[Working data — start]

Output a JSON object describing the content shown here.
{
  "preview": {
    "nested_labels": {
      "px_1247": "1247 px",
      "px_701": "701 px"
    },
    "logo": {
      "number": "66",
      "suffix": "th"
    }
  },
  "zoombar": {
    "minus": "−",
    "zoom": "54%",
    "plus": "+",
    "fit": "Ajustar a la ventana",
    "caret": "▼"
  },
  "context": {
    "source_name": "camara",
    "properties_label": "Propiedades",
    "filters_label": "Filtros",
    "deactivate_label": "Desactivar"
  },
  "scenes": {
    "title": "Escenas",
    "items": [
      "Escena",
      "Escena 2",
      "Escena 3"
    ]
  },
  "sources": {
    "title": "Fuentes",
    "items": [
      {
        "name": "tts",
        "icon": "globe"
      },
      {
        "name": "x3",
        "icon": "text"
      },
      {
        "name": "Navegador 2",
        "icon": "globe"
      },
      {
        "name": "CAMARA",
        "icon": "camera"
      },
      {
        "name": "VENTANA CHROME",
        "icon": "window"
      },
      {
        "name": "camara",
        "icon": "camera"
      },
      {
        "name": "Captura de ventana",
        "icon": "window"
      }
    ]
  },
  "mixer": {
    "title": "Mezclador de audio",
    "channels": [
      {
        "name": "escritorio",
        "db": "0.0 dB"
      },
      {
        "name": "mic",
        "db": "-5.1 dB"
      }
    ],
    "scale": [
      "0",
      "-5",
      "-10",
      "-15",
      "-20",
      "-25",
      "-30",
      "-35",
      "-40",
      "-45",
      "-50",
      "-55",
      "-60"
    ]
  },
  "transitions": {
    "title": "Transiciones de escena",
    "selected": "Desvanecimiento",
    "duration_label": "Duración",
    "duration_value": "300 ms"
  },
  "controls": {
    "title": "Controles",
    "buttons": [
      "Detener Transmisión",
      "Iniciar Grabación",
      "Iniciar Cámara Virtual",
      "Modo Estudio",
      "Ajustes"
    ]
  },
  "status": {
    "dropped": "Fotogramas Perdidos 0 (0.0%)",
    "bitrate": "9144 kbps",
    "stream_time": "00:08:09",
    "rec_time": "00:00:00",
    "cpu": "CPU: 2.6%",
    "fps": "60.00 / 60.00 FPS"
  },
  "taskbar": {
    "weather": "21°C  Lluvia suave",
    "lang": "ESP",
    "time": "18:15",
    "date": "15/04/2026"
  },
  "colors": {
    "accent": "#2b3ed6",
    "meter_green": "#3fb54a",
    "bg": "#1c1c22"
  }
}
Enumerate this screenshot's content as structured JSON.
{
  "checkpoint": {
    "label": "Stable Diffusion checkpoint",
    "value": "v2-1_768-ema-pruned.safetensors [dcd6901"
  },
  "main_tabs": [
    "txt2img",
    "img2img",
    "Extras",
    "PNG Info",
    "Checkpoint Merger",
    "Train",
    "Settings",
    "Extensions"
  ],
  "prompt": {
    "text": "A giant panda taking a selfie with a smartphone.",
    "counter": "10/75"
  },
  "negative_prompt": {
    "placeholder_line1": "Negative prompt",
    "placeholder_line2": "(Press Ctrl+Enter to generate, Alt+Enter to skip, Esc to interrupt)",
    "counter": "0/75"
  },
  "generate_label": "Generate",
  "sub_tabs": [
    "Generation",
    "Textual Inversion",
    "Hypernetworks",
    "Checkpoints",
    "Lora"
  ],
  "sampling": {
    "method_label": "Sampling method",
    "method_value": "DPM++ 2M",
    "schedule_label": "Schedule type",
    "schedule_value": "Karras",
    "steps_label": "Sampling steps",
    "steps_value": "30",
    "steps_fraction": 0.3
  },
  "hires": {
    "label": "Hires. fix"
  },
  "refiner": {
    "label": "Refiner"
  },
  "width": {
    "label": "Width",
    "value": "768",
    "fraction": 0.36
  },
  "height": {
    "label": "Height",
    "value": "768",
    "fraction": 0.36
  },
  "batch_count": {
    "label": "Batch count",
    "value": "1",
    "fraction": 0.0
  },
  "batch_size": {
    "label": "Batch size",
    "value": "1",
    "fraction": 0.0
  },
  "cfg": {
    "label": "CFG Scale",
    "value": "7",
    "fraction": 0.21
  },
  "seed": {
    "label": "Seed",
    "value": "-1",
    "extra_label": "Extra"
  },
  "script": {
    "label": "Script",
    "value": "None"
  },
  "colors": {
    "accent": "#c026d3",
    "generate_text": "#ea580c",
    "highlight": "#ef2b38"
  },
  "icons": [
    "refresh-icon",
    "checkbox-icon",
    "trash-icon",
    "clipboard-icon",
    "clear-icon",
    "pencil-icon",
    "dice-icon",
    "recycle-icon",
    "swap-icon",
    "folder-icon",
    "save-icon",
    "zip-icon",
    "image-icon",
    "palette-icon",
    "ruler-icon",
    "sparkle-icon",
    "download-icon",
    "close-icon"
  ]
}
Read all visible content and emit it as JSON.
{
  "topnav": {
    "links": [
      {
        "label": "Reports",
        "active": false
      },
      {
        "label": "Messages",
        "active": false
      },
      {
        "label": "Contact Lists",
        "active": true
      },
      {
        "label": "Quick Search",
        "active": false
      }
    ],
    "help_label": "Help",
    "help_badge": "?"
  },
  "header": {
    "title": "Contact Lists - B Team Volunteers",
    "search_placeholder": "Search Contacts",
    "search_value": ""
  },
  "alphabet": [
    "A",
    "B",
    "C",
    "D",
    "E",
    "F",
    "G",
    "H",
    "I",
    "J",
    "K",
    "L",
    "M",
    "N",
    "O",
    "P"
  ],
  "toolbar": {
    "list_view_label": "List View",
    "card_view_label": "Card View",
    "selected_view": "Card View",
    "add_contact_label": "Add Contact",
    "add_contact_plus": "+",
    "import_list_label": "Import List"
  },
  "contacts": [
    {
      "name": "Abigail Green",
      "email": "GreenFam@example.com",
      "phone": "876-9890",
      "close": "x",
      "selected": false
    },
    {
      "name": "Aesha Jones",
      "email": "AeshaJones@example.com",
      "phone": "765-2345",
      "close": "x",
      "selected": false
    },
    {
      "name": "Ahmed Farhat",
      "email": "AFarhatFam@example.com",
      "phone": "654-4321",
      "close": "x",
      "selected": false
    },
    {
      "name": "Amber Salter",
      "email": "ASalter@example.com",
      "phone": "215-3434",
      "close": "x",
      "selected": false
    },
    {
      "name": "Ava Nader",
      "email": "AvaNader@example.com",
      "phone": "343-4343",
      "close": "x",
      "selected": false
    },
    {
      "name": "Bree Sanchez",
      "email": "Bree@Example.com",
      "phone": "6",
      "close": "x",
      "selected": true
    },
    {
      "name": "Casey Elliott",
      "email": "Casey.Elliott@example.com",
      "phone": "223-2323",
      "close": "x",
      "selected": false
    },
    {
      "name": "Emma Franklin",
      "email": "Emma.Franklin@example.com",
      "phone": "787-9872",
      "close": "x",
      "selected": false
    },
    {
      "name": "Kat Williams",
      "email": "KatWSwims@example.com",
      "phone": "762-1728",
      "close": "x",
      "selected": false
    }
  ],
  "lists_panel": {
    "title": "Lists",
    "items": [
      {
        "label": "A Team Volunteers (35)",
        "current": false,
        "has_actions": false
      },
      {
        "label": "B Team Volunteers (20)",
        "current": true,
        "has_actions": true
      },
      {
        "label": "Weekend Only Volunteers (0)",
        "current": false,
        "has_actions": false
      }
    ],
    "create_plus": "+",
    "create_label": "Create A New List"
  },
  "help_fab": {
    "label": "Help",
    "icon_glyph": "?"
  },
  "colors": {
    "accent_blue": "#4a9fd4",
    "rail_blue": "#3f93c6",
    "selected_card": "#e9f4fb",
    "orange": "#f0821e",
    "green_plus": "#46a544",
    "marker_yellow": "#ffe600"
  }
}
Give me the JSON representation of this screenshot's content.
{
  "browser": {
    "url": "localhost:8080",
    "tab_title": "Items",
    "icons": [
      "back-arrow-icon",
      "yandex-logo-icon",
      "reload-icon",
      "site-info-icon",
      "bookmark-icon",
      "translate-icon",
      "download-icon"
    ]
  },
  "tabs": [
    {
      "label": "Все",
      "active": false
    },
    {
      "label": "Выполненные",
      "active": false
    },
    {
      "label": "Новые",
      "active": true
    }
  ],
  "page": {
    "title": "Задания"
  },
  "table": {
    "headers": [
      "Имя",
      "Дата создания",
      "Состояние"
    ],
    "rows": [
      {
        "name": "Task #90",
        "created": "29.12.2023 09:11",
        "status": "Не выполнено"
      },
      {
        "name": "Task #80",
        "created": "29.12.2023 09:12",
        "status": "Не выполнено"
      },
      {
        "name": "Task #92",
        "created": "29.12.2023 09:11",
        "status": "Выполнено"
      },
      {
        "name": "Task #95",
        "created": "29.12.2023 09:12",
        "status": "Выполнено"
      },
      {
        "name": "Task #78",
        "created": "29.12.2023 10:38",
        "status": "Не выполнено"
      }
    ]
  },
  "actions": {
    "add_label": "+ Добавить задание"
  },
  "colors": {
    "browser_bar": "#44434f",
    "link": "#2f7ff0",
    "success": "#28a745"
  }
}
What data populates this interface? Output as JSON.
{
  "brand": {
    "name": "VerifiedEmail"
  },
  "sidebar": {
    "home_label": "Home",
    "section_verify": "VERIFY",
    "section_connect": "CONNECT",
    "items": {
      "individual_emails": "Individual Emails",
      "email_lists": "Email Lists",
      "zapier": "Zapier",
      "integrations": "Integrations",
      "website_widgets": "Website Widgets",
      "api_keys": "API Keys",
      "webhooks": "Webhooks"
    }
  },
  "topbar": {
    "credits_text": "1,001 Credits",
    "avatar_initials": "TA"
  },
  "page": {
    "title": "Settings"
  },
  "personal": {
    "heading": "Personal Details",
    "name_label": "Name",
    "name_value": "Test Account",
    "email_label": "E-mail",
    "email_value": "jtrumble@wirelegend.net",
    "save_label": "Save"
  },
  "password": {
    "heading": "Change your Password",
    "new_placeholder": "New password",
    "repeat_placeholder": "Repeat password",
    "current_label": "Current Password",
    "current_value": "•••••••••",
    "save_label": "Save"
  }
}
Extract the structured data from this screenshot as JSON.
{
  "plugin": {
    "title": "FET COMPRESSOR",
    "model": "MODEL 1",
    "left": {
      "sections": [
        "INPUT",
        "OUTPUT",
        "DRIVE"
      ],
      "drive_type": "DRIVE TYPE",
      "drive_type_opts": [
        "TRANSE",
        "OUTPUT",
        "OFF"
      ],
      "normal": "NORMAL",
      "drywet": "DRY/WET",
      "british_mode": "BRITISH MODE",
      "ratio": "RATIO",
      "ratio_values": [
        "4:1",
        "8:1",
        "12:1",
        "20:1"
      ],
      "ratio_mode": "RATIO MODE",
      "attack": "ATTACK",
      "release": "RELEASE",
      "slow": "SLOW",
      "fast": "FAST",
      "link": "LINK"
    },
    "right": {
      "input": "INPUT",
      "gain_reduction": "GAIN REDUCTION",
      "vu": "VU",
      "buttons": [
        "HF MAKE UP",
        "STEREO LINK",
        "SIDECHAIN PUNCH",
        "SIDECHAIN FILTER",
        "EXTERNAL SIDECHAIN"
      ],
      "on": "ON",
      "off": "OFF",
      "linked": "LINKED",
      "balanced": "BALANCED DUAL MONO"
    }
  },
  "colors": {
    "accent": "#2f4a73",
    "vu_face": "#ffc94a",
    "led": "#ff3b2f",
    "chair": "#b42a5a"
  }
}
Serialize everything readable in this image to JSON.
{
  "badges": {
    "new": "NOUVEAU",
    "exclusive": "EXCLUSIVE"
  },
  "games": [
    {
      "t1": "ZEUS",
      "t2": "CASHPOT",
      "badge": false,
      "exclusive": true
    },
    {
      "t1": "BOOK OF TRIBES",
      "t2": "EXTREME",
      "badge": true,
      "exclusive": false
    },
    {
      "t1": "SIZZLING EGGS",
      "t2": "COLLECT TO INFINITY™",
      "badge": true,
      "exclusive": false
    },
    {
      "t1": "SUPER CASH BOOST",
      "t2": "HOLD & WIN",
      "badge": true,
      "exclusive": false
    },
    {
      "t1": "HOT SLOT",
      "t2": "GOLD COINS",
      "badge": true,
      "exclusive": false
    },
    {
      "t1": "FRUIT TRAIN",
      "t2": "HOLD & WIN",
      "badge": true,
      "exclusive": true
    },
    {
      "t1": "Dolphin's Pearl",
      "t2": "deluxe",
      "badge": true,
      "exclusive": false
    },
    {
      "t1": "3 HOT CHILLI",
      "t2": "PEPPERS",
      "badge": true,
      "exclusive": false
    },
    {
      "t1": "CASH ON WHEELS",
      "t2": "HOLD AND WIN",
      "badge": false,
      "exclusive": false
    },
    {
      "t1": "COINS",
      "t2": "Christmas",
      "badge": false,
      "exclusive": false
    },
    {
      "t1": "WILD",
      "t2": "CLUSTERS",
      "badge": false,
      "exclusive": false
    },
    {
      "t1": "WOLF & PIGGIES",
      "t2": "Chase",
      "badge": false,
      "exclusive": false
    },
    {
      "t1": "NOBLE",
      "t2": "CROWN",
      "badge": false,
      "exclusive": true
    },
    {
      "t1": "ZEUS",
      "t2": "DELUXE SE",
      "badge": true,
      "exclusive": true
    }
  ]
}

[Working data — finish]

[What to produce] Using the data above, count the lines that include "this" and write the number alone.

[The completed task] 5